@article{Thamm7266,
author={Kristina Thamm, Deimantė Šimaitė, Jana Karbanová, Vicente Bermúdez, Doreen Reichert, Anne Morgenstern, Martin Bornhäuser, Wieland Huttner, Michaela Wilsch-Bräuninger, Denis Corbeil},
title={Prominin-1 (CD133) modulates the architecture and dynamics of microvilli.},
journal ={Traffic (Copenhagen, Denmark)},
volume={20},
issue ={1},
pages={39--60},
year=2019
}

Corey A. H. Allard, Franziska Decker, Orion D. Weiner, Jared E. Toettcher, Brian R. Graziano
A size-invariant bud-duration timer enables robustness in yeast cell size control.
PLoS ONE, 13(12) Art. No. e0209301 (2018)
PubMed Source   

Cell populations across nearly all forms of life generally maintain a characteristic cell type-dependent size, but how size control is achieved has been a long-standing question. The G1/S boundary of the cell cycle serves as a major point of size control, and mechanisms operating here restrict passage of cells to Start if they are too small. In contrast, it is less clear how size is regulated post-Start, during S/G2/M. To gain further insight into post-Start size control, we prepared budding yeast that can be reversibly blocked from bud initiation. While blocked, cells continue to grow isotropically, increasing their volume by more than an order of magnitude over unperturbed cells. Upon release from their block, giant mothers reenter the cell cycle and their progeny rapidly return to the original unperturbed size. We found this behavior to be consistent with a size-invariant 'timer' specifying the duration of S/G2/M. These results indicate that yeast use at least two distinct mechanisms at different cell cycle phases to ensure size homeostasis.
@article{Allard7308,
author={Corey A. H. Allard, Franziska Decker, Orion D. Weiner, Jared E. Toettcher, Brian R. Graziano},

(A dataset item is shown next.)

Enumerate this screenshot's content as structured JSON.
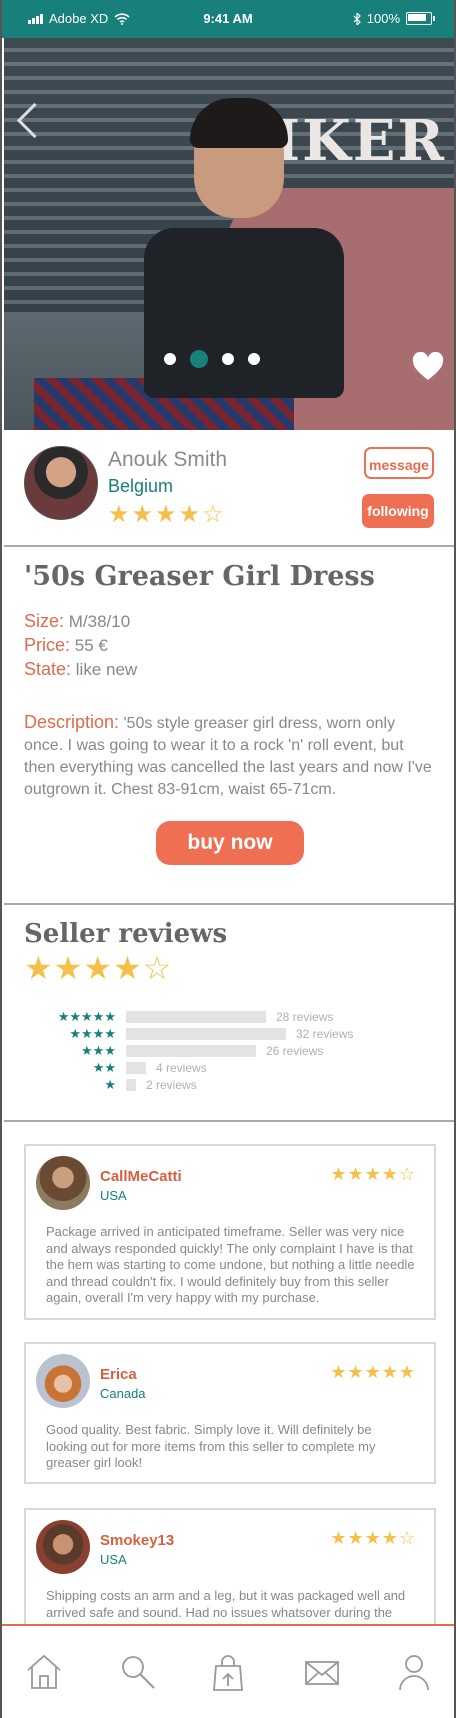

title={A size-invariant bud-duration timer enables robustness in yeast cell size control.},
journal ={PloS ONE},
volume={13},
issue ={12},
pages={null--null},
year=2018
}